Occasionally, I link to some excellent resources wherein it helps to draw a meaning to your daily reading. I perfected a system to get me the most useful links. Therefore, I like to share them as well.
Here’s something interesting:
In our daily lives, the most dangerous result of our tendency to constantly self-generate thoughts is when we drive. If we’re not 100% focused on the road and on what is happening around us, we can make wrong decisions – or even worse, not make a decision at all when we have to – which can lead to bad consequences. And while thinking about what you want to eat while you steer the wheel might not be so bad, we have a tendency to completely detach ourselves from the current realm and go to another, imaginary place.
The only way to reduce mind wandering is to get off the social networks. I think there’s a huge “FOMO” (fear of missing out) built in with the way the information flows. The external triggers don’t compel us to act on them.
Remove distractions: The easiest way to reduce the amount of not-related thoughts is by removing distractions from your work environment. This is something pretty obvious but people are often neglecting it. When your phone is not in front of you, when you receive new messages, you will obviously not check it because you will not see it. There are many books on the subject that you can further check: Make Time and Digital Minimalism are my top recommendations.
Therefore, make your available for the moment and not bother about what’s happening in the “world”. That’s the key to the fulfillment and creative ideas.
One thought on “Mind wandering”

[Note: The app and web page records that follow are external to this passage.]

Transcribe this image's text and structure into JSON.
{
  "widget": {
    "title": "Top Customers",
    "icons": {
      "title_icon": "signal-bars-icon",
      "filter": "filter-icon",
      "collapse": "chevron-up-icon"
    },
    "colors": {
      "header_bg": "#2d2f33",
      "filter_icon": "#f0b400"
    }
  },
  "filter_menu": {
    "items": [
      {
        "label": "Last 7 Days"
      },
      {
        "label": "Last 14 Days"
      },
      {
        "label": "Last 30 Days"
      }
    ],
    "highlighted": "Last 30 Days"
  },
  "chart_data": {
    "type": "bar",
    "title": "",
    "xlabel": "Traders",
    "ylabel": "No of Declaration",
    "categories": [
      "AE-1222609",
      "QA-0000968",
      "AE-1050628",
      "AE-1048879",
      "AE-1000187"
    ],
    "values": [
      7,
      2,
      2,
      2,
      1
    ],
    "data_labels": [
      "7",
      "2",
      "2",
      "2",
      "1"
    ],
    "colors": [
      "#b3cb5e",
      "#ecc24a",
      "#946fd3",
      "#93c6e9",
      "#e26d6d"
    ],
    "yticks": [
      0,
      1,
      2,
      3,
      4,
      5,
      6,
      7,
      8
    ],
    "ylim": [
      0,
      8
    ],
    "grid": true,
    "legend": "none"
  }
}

I deleted my twitter account eight months back. Figured I haven’t missed out on much. News still makes its way, so does trivia. It has helped improve reading quality and attention to detail. Easier now to make myself available for the moment, as you said.